# PROMPT
Exactly how many lines in this listing contain "Description"? Only the number is needed.

─── DATA UNDER STUDY

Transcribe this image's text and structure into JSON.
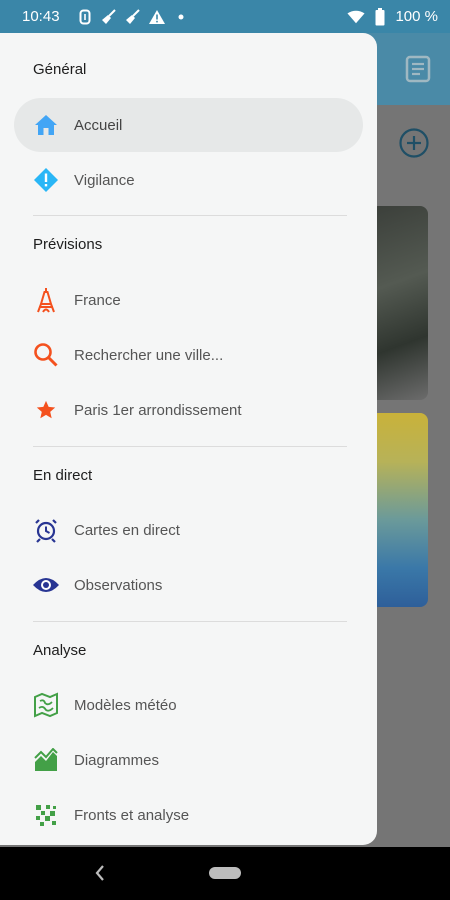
{
  "status_bar": {
    "time": "10:43",
    "battery": "100 %"
  },
  "drawer": {
    "sections": {
      "general": "Général",
      "previsions": "Prévisions",
      "en_direct": "En direct",
      "analyse": "Analyse"
    },
    "items": {
      "accueil": "Accueil",
      "vigilance": "Vigilance",
      "france": "France",
      "rechercher": "Rechercher une ville...",
      "paris": "Paris 1er arrondissement",
      "cartes": "Cartes en direct",
      "observations": "Observations",
      "modeles": "Modèles météo",
      "diagrammes": "Diagrammes",
      "fronts": "Fronts et analyse"
    },
    "active_item": "Accueil"
  },
  "colors": {
    "status_bar": "#3a86a8",
    "drawer_bg": "#f5f6f6",
    "accueil_icon": "#42a5f5",
    "vigilance_icon": "#29b6f6",
    "previsions_icons": "#f4511e",
    "paris_star": "#f4511e",
    "direct_icons": "#283593",
    "analyse_icons": "#43a047"
  },
  "icons": [
    "home-icon",
    "vigilance-diamond-icon",
    "eiffel-tower-icon",
    "search-icon",
    "star-icon",
    "clock-refresh-icon",
    "eye-icon",
    "map-icon",
    "area-chart-icon",
    "dots-grid-icon",
    "document-icon",
    "add-circle-icon",
    "back-icon"
  ]
}
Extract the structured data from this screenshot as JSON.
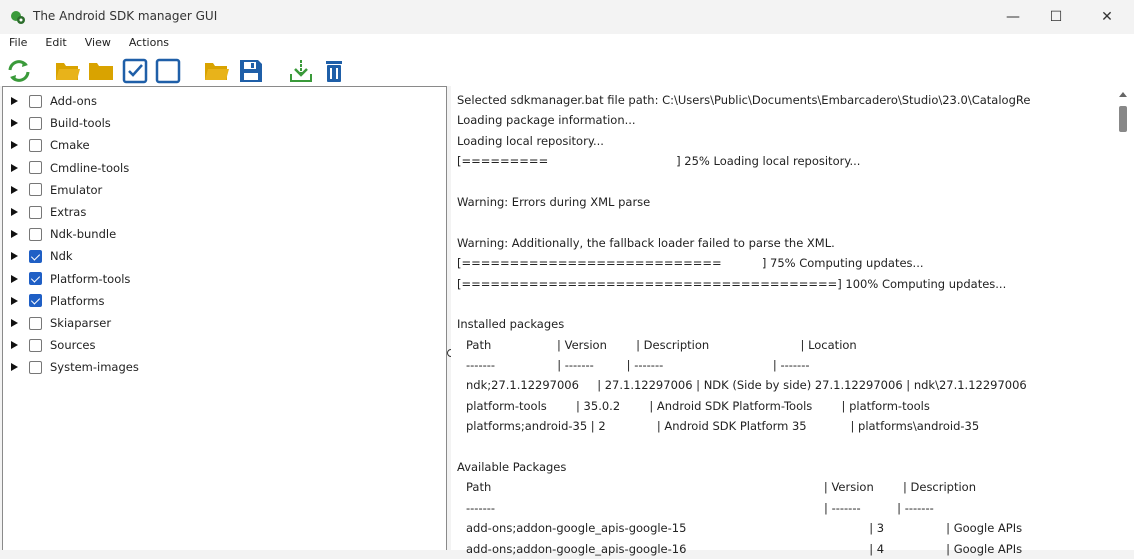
{
  "window": {
    "title": "The Android SDK manager GUI",
    "minimize": "—",
    "maximize": "☐",
    "close": "✕"
  },
  "menu": [
    "File",
    "Edit",
    "View",
    "Actions"
  ],
  "toolbar": [
    {
      "icon": "refresh-icon"
    },
    {
      "icon": "folder-open-icon"
    },
    {
      "icon": "folder-icon"
    },
    {
      "icon": "check-all-icon"
    },
    {
      "icon": "uncheck-all-icon"
    },
    {
      "icon": "open-file-icon"
    },
    {
      "icon": "save-icon"
    },
    {
      "icon": "download-icon"
    },
    {
      "icon": "delete-icon"
    }
  ],
  "colors": {
    "folder": "#d9a300",
    "blue": "#1f5fa8",
    "green": "#3a9a3a"
  },
  "tree": [
    {
      "label": "Add-ons",
      "checked": false
    },
    {
      "label": "Build-tools",
      "checked": false
    },
    {
      "label": "Cmake",
      "checked": false
    },
    {
      "label": "Cmdline-tools",
      "checked": false
    },
    {
      "label": "Emulator",
      "checked": false
    },
    {
      "label": "Extras",
      "checked": false
    },
    {
      "label": "Ndk-bundle",
      "checked": false
    },
    {
      "label": "Ndk",
      "checked": true
    },
    {
      "label": "Platform-tools",
      "checked": true
    },
    {
      "label": "Platforms",
      "checked": true
    },
    {
      "label": "Skiaparser",
      "checked": false
    },
    {
      "label": "Sources",
      "checked": false
    },
    {
      "label": "System-images",
      "checked": false
    }
  ],
  "log": [
    {
      "t": "Selected sdkmanager.bat file path: C:\\Users\\Public\\Documents\\Embarcadero\\Studio\\23.0\\CatalogRe"
    },
    {
      "t": "Loading package information..."
    },
    {
      "t": "Loading local repository..."
    },
    {
      "t": "[=========                                   ] 25% Loading local repository..."
    },
    {
      "t": ""
    },
    {
      "t": "Warning: Errors during XML parse"
    },
    {
      "t": ""
    },
    {
      "t": "Warning: Additionally, the fallback loader failed to parse the XML."
    },
    {
      "t": "[===========================           ] 75% Computing updates..."
    },
    {
      "t": "[=======================================] 100% Computing updates..."
    },
    {
      "t": ""
    },
    {
      "t": "Installed packages"
    },
    {
      "t": "Path                  | Version        | Description                         | Location",
      "i": 1
    },
    {
      "t": "-------                 | -------         | -------                              | -------",
      "i": 1
    },
    {
      "t": "ndk;27.1.12297006     | 27.1.12297006 | NDK (Side by side) 27.1.12297006 | ndk\\27.1.12297006",
      "i": 1
    },
    {
      "t": "platform-tools        | 35.0.2        | Android SDK Platform-Tools        | platform-tools",
      "i": 1
    },
    {
      "t": "platforms;android-35 | 2              | Android SDK Platform 35            | platforms\\android-35",
      "i": 1
    },
    {
      "t": ""
    },
    {
      "t": "Available Packages"
    },
    {
      "t": "Path                                                                                           | Version        | Description",
      "i": 1
    },
    {
      "t": "-------                                                                                          | -------          | -------",
      "i": 1
    },
    {
      "t": "add-ons;addon-google_apis-google-15                                                  | 3                 | Google APIs",
      "i": 1
    },
    {
      "t": "add-ons;addon-google_apis-google-16                                                  | 4                 | Google APIs",
      "i": 1
    }
  ]
}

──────

# TASK RESULT
2